[Start of Attachment]

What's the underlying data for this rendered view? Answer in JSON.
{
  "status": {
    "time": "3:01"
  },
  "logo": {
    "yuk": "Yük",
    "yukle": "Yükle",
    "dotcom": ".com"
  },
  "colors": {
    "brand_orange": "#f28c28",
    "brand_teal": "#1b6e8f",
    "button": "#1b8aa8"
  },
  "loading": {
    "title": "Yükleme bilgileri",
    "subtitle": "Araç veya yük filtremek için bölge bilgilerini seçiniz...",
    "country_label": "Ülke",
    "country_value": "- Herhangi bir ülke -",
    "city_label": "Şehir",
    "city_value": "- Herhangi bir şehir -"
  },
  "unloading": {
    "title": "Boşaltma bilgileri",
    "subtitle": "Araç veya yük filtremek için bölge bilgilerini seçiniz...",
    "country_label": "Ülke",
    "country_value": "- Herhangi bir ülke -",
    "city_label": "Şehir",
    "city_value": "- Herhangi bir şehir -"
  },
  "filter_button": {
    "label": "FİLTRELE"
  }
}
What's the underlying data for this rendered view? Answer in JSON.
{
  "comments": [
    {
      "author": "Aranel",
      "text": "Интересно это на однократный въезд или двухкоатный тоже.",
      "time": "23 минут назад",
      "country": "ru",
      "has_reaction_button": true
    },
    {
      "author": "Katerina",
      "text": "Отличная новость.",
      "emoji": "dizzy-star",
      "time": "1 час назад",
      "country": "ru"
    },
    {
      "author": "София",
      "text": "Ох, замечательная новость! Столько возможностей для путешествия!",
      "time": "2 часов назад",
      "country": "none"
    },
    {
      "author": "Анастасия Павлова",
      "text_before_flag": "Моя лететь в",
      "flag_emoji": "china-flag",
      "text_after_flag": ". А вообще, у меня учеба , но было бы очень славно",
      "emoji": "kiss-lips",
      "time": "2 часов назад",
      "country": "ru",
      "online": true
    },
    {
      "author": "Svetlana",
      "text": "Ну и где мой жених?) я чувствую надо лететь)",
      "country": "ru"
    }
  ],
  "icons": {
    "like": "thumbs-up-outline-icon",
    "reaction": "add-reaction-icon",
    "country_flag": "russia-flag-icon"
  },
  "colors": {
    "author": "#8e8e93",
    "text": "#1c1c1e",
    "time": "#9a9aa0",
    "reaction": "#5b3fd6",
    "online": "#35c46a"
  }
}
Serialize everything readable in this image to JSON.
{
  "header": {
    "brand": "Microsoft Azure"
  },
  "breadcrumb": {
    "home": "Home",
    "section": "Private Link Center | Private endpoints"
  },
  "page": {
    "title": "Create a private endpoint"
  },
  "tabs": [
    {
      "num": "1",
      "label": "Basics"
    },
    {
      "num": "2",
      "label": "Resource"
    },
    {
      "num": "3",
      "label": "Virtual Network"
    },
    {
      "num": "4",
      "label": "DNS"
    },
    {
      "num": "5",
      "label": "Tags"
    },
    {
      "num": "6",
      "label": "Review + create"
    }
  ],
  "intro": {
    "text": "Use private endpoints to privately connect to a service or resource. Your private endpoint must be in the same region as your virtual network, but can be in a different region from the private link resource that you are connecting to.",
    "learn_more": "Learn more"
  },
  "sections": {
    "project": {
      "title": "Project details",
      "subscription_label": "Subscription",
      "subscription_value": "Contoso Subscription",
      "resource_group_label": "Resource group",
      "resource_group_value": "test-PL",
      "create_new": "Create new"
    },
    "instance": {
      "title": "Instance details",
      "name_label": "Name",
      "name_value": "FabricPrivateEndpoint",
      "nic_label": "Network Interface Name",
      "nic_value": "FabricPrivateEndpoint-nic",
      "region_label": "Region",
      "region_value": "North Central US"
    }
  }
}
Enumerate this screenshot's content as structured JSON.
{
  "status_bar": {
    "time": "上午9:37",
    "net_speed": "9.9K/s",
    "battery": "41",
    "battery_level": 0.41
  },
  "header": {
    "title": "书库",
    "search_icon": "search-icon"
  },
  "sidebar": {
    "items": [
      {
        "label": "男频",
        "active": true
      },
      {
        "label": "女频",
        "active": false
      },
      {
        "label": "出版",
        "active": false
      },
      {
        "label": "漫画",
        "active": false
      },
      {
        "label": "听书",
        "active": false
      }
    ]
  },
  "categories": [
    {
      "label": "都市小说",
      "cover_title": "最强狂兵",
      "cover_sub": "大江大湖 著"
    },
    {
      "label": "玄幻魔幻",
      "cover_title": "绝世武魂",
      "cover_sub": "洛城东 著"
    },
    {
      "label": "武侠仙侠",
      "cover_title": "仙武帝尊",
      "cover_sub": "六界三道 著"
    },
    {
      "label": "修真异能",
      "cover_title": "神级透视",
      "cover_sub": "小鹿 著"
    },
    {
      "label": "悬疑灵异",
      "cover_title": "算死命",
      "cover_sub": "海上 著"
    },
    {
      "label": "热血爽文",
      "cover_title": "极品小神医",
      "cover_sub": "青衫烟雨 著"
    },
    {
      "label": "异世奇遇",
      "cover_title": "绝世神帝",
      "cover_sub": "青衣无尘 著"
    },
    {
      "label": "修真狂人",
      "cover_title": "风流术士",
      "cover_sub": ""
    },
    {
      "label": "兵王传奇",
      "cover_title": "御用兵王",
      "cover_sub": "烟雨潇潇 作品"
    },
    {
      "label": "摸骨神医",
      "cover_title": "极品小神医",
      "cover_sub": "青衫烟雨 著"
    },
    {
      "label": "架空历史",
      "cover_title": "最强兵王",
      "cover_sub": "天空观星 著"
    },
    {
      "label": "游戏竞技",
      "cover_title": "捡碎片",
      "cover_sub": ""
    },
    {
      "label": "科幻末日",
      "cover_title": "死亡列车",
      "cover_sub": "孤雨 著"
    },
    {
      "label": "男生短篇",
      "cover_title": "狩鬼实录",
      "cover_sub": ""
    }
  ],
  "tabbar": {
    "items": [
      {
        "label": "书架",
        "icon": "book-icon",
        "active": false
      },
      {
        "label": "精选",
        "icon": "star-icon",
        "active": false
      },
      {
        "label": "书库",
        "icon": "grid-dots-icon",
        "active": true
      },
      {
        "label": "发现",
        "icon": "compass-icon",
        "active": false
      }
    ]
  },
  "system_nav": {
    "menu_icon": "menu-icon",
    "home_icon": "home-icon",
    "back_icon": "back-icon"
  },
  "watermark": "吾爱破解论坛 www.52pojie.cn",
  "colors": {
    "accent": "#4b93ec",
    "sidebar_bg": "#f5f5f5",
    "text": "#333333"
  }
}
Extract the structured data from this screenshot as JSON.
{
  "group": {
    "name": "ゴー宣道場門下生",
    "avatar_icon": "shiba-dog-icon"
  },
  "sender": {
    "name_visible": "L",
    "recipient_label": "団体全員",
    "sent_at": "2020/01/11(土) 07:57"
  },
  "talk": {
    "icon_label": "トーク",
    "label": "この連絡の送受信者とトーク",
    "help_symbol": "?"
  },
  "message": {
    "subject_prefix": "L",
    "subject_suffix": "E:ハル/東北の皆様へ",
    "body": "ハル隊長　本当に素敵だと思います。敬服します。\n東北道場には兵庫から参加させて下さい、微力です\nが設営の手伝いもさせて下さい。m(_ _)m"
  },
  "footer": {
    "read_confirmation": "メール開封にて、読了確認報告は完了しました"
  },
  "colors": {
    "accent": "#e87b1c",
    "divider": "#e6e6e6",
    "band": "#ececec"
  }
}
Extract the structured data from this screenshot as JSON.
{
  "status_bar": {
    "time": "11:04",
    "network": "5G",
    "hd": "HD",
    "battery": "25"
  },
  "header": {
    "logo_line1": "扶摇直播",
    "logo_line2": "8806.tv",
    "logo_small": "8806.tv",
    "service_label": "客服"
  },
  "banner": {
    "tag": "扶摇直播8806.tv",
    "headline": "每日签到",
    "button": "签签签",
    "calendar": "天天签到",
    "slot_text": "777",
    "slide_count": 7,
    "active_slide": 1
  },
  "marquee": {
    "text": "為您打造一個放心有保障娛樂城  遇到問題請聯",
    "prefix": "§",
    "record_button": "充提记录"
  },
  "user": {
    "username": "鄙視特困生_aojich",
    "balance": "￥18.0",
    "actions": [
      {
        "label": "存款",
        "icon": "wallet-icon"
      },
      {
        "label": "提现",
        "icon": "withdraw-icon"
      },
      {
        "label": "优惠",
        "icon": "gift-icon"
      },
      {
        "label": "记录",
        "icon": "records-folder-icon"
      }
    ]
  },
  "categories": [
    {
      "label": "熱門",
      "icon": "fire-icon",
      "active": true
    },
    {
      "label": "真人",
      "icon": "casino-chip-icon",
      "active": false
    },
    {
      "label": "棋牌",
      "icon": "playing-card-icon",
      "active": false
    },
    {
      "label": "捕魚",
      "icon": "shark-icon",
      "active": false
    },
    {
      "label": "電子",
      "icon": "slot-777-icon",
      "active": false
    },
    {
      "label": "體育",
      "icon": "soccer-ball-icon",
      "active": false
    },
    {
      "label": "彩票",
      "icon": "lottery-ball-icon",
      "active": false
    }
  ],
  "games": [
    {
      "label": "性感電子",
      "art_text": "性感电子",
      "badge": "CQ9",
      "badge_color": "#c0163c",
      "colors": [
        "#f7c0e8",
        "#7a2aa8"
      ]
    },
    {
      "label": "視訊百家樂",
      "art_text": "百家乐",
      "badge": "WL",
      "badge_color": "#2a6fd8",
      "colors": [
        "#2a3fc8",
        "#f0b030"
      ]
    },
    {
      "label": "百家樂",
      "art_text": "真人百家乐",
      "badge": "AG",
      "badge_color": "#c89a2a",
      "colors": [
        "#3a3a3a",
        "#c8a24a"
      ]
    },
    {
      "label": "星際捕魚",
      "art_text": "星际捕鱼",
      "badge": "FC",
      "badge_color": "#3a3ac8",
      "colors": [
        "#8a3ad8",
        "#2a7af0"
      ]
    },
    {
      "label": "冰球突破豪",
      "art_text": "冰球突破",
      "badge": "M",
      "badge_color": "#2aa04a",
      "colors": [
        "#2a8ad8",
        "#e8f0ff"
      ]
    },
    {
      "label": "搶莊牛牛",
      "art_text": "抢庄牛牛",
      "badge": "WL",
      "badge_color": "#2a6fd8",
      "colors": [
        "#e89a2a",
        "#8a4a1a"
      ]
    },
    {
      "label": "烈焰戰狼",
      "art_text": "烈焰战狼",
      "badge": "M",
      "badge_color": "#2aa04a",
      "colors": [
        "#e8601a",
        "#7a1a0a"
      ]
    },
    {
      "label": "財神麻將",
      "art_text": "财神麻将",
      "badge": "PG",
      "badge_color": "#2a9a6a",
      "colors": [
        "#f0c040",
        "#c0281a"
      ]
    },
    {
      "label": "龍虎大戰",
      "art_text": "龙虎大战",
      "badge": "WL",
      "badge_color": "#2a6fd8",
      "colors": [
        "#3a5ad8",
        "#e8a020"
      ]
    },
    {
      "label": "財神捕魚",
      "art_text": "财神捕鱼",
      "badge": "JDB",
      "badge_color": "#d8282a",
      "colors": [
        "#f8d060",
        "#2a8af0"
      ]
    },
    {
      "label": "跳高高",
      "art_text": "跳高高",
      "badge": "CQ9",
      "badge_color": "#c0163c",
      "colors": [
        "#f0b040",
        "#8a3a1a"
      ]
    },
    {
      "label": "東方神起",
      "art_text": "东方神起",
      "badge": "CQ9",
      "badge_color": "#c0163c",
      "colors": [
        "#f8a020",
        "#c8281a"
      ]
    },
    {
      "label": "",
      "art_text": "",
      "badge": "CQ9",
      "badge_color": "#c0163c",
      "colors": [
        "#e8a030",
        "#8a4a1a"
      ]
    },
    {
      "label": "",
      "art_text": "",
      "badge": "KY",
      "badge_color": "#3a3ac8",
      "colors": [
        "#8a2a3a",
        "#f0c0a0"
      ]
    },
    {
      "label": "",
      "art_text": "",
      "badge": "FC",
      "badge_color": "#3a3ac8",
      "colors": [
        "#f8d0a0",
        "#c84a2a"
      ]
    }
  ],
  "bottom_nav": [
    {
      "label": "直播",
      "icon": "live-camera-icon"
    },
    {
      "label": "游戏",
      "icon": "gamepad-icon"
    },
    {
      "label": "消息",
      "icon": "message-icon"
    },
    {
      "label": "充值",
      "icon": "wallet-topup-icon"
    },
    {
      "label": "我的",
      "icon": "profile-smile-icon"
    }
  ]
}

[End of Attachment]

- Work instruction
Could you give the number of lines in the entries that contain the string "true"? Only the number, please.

- Written solution
5